command is not a function or if it cannot be called interactively (i.e., is not a command). Note that keyboard macros (strings and vectors) are not accepted, even though they are considered commands, because they are not functions. If
command is a symbol, then
call-interactively uses its function definition.
record-flag is non-
nil, then this command and its arguments are unconditionally added to the list
command-history. Otherwise, the command is added only if it uses the minibuffer to read an argument. See Command History.
keys, if given, should be a vector which specifies the sequence of events to supply if the command inquires which events were used to invoke it. If
keys is omitted or
nil, the default is the return value of
this-command-keys-vector. See Definition of this-command-keys-vector.
function funcall-interactively function \&rest arguments
This function works like
funcall (see Calling Functions), but it makes the call look like an interactive invocation: a call to
function will return
function is not a command, it is called without signaling an error.
function command-execute command \&optional record-flag keys special
This function executes
command.

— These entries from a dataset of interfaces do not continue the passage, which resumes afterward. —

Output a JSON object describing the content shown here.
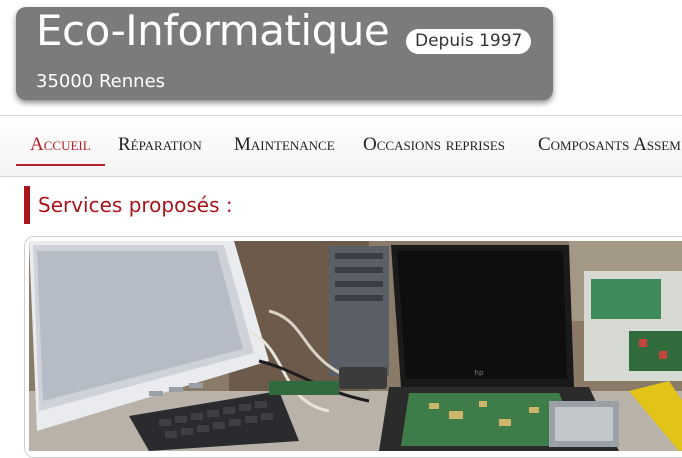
{
  "header": {
    "title": "Eco-Informatique",
    "since_badge": "Depuis 1997",
    "city": "35000 Rennes"
  },
  "nav": {
    "items": [
      {
        "label": "Accueil",
        "active": true
      },
      {
        "label": "Réparation",
        "active": false
      },
      {
        "label": "Maintenance",
        "active": false
      },
      {
        "label": "Occasions reprises",
        "active": false
      },
      {
        "label": "Composants Assem",
        "active": false
      }
    ]
  },
  "main": {
    "section_title": "Services proposés :"
  },
  "colors": {
    "header_bg": "#7b7b7b",
    "accent": "#a8141b"
  }
}
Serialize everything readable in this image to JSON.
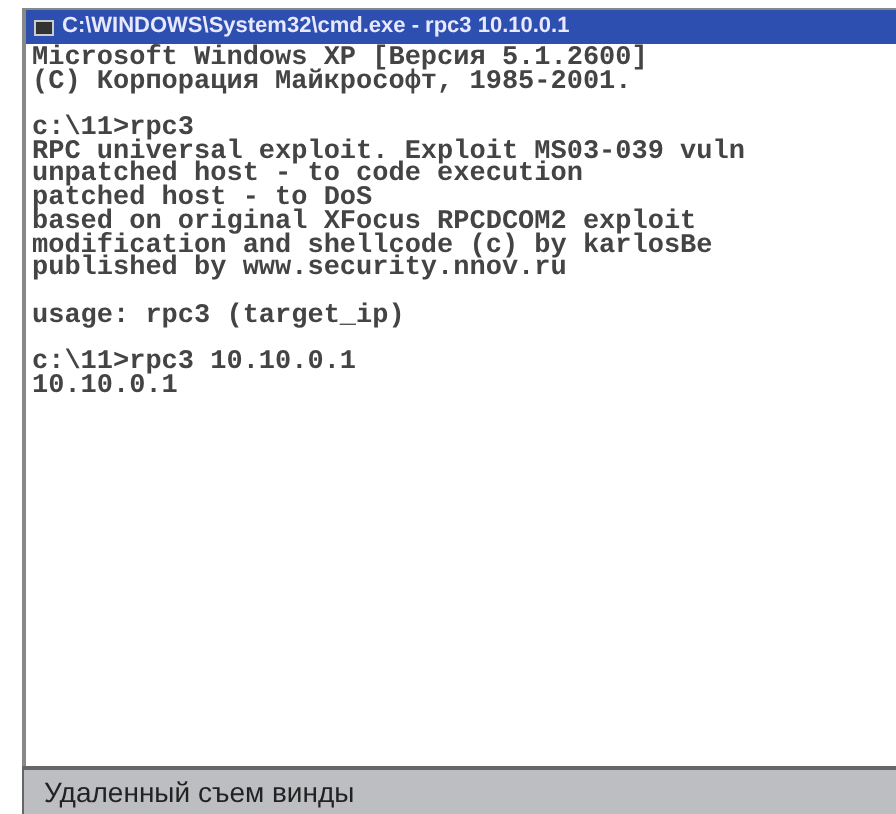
{
  "window": {
    "title": "C:\\WINDOWS\\System32\\cmd.exe - rpc3 10.10.0.1"
  },
  "console_blocks": [
    {
      "lines": [
        "Microsoft Windows XP [Версия 5.1.2600]",
        "(С) Корпорация Майкрософт, 1985-2001."
      ]
    },
    {
      "lines": [
        "c:\\11>rpc3",
        "RPC universal exploit. Exploit MS03-039 vuln",
        "unpatched host - to code execution",
        "patched host - to DoS",
        "based on original XFocus RPCDCOM2 exploit",
        "modification and shellcode (c) by karlosBe",
        "published by www.security.nnov.ru"
      ]
    },
    {
      "lines": [
        "usage: rpc3 (target_ip)"
      ]
    },
    {
      "lines": [
        "c:\\11>rpc3 10.10.0.1",
        "10.10.0.1"
      ]
    }
  ],
  "caption": "Удаленный съем винды"
}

The argument
command must satisfy the
commandp predicate; i.e., it must be an interactively callable function or a keyboard macro.
A string or vector as
command is executed with
execute-kbd-macro. A function is passed to
call-interactively (see above), along with the
command is a symbol, its function definition is used in its place. A symbol with an
autoload definition counts as a command if it was declared to stand for an interactively callable function. Such a definition is handled by loading the specified library and then rechecking the definition of the symbol.
special, if given, means to ignore the prefix argument and not clear it. This is used for executing special events (see Special Events).
command execute-extended-command prefix-argument
This function reads a command name from the minibuffer using
completing-read (see Completion). Then it uses
command-execute to call the specified command. Whatever that command returns becomes the value of
If the command asks for a prefix argument, it receives the value
execute-extended-command is called interactively, the current raw prefix argument is used for
prefix-argument, and thus passed on to whatever command is run.
execute-extended-command is the normal definition of
M-x, so it uses the string ‘
M-x ’ as a prompt. (It would be better to take the prompt from the events used to invoke
execute-extended-command, but that is painful to implement.) A description of the value of the prefix argument, if any, also becomes part of the prompt.
---------- Buffer: Minibuffer ----------
3 M-x forward-word RET
---------- Buffer: Minibuffer ----------